It’s been a while since we’ve done zero and I figured since we’ve just had a month of words, why not a number?
One is an ancient number, perhaps the oldest recorded one. A bone found in the Congo from twenty thousand years ago has notches that indicate counting by ones. One itself has had some interesting forms over the centuries. The Greeks actually used α'. Seriously, an alpha with a quote mark. It was also a curvy Arabic line, the Roman Numeral I, a single dot for the Mayans, a — in Chinese, and a kind of squished N in Hebrew. Most of those make sense as they’re just single lines or dots, and apparently Greek numbers used to be just the letters of their alphabet with a quote mark at the end (their 2 for example is β').
The 1 that we use however is first recorded India in the fourth century CE, but had actually been in use for quite a while before that. It moved through the Arabic world, which changed and modified all of the Indian number symbols. One was a — in ancient India, but a 1 in Arabic, and believe me, it’s the least changed. You’ll see when we eventually get to the other numbers. Anyway, from there the numeral system spread across northern Africa, entering Europe by way of Spain.

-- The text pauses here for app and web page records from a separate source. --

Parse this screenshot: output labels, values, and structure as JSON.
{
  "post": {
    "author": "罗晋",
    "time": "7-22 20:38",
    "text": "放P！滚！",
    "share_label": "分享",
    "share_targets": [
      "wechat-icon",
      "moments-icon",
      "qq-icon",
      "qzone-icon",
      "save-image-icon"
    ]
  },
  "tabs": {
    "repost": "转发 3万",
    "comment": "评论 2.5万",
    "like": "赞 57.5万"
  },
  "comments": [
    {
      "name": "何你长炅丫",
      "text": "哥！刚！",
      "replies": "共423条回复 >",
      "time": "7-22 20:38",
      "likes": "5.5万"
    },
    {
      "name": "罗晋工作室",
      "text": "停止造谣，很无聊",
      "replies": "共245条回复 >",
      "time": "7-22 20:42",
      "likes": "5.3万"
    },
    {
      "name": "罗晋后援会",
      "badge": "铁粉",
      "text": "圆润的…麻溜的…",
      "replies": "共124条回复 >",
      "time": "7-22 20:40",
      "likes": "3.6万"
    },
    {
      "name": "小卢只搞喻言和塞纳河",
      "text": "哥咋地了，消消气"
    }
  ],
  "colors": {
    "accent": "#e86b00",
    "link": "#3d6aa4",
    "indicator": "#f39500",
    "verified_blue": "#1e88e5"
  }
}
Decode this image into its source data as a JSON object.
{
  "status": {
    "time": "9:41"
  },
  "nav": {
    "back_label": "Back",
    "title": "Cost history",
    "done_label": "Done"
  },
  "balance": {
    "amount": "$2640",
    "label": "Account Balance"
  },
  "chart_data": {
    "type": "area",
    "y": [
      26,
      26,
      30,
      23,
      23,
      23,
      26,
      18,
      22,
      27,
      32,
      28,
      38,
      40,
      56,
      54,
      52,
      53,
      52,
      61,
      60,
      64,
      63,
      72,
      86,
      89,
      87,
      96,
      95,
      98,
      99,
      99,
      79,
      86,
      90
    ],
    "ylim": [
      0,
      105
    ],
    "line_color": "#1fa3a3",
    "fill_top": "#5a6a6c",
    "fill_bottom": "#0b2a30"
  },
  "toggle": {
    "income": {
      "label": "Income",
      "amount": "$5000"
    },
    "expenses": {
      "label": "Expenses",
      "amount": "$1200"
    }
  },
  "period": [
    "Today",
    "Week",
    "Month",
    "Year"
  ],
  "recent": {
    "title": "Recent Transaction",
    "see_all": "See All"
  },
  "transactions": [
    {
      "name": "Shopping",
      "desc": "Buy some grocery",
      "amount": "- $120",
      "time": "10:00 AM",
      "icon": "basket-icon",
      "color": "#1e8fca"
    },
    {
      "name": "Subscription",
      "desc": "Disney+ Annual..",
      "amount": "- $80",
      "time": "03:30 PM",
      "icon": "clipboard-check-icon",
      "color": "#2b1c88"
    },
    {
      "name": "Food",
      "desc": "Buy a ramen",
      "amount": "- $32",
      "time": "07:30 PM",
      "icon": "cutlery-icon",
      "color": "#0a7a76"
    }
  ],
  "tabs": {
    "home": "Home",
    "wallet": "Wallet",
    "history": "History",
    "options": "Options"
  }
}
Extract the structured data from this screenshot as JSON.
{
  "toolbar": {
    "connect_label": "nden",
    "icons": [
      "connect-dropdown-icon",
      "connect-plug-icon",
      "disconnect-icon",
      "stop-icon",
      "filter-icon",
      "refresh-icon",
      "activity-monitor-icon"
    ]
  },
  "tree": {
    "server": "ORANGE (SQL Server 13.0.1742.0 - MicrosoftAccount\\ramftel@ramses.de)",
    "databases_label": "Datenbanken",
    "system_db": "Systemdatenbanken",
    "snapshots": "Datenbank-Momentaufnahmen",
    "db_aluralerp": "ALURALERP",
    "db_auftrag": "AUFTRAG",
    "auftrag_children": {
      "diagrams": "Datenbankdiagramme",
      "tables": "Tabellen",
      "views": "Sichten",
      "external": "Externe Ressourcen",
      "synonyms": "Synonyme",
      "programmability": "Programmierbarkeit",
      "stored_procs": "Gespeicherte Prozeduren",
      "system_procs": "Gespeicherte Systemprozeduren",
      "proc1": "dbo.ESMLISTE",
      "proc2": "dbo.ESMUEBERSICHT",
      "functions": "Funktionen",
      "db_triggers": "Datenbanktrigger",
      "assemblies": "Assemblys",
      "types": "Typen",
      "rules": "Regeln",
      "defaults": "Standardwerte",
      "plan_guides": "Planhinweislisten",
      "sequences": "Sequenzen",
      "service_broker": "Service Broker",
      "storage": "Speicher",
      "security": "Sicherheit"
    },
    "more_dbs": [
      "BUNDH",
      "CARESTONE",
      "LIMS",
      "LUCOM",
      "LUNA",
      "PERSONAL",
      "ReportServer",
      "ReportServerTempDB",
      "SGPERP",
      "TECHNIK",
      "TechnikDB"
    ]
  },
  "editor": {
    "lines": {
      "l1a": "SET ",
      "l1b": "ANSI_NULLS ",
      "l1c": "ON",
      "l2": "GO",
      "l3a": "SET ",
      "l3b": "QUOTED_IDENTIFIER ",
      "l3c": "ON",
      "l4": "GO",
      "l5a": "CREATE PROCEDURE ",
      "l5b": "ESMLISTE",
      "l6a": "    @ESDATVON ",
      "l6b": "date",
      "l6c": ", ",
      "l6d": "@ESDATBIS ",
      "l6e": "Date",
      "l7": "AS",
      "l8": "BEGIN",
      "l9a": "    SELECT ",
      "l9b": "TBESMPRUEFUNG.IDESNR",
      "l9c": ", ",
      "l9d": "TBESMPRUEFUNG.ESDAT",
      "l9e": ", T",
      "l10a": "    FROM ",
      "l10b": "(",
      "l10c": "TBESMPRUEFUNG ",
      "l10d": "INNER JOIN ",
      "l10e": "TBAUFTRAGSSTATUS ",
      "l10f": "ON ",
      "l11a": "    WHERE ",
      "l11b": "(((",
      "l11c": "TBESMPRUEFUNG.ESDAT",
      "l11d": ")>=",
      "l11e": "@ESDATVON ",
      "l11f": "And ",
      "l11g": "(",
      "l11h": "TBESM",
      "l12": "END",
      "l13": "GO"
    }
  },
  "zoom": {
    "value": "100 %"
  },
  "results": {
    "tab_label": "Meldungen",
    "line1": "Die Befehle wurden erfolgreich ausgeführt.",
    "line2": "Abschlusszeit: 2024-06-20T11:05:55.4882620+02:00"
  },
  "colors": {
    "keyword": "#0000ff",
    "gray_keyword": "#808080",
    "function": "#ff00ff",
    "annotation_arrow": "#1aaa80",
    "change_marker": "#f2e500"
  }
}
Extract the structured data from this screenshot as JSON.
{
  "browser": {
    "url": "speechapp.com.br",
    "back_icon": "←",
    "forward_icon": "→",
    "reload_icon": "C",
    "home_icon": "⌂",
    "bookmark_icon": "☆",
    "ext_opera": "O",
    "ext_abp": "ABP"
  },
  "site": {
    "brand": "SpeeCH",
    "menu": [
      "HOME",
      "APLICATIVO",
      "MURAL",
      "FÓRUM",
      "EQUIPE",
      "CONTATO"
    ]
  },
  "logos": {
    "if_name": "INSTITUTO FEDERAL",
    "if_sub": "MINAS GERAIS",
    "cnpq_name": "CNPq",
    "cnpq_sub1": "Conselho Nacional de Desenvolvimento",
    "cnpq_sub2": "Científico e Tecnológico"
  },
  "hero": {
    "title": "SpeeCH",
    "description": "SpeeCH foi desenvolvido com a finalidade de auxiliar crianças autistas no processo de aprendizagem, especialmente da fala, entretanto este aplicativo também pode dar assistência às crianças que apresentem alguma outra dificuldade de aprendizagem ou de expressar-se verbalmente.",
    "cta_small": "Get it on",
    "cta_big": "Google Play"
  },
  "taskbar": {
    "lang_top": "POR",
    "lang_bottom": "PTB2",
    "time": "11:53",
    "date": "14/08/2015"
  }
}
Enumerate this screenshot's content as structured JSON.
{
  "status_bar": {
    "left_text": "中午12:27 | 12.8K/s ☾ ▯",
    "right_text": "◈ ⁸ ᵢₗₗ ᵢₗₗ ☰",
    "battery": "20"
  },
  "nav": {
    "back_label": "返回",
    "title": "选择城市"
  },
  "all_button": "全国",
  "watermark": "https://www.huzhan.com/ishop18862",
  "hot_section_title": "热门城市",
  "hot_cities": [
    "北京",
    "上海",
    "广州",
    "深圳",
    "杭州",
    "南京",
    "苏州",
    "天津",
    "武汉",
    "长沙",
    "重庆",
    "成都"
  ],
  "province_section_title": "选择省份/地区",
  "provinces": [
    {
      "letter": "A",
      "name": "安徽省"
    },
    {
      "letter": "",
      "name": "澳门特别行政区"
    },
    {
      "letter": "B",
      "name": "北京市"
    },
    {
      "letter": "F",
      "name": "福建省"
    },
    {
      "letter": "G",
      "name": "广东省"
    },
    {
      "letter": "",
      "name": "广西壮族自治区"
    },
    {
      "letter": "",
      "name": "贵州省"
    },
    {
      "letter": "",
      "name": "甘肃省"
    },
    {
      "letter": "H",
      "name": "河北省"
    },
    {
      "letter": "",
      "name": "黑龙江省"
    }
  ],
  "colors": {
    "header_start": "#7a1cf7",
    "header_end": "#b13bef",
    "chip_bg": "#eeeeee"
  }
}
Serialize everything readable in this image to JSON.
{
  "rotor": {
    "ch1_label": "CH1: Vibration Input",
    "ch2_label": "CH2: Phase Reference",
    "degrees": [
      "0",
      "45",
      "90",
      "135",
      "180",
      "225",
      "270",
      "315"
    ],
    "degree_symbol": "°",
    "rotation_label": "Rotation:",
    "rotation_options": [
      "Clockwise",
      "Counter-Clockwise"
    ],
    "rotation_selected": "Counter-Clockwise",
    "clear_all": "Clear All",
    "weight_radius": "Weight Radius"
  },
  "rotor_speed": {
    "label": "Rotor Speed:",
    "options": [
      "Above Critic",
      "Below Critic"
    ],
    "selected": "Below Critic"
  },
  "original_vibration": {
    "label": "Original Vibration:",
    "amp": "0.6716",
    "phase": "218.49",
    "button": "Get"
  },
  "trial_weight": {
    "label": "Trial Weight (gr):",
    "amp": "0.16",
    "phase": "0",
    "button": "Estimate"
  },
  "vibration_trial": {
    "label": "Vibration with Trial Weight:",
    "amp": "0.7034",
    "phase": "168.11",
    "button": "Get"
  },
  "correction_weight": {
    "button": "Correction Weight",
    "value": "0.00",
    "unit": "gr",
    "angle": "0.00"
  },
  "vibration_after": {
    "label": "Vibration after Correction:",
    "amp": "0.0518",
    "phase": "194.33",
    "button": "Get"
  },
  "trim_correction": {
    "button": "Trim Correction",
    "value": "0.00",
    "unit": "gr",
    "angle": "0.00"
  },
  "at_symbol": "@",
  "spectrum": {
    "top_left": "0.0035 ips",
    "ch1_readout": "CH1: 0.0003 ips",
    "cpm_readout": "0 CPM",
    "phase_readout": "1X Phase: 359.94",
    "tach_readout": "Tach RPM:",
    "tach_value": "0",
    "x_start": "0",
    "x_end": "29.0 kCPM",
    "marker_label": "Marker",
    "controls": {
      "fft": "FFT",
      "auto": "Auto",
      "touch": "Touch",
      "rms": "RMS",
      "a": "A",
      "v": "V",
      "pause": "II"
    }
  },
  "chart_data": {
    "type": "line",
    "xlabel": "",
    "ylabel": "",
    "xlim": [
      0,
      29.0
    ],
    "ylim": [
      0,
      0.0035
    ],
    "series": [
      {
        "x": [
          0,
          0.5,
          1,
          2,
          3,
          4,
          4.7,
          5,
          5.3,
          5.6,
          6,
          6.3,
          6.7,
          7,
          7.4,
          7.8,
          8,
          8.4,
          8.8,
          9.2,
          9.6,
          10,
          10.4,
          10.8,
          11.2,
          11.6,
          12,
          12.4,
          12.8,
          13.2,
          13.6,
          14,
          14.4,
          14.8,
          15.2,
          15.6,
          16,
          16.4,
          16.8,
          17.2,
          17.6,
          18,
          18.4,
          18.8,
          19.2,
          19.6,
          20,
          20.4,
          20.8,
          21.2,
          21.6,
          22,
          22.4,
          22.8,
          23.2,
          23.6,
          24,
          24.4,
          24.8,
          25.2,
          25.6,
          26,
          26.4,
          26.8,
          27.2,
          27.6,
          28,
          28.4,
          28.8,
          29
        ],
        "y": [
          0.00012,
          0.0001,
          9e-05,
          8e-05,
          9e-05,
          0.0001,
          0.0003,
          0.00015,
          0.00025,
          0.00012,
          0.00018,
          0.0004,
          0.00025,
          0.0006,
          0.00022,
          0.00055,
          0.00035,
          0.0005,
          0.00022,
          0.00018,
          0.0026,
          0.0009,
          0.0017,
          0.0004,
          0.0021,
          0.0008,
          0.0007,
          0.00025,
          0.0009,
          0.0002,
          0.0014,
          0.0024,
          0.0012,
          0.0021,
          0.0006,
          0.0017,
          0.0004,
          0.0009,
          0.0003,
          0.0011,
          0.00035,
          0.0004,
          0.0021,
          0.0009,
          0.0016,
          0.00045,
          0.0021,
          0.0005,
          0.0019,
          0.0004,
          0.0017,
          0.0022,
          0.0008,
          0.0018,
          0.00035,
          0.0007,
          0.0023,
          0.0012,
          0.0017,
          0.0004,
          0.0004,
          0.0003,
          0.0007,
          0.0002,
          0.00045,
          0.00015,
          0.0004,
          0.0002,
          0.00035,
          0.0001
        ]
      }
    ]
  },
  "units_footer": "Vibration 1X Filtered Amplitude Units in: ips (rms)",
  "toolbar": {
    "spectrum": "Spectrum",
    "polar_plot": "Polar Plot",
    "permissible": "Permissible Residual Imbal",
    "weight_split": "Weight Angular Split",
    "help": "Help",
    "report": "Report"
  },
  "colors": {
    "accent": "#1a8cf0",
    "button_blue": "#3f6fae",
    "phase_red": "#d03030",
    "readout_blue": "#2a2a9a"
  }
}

Now for the word. One showed up in the early thirteenth century from the Old English an, one or single, and is also the origin for an. And a for that matter. The article, not the letter (yes, they’re really separate things). Seriously. Anyway! Before Old English, it was the Proto Germanic ainaz and earlier, the Proto Indo European oi-no-, one or unique. So because one is single, it is one. Okay. Sure.
Tony Jebson’s page on the Origins of Old English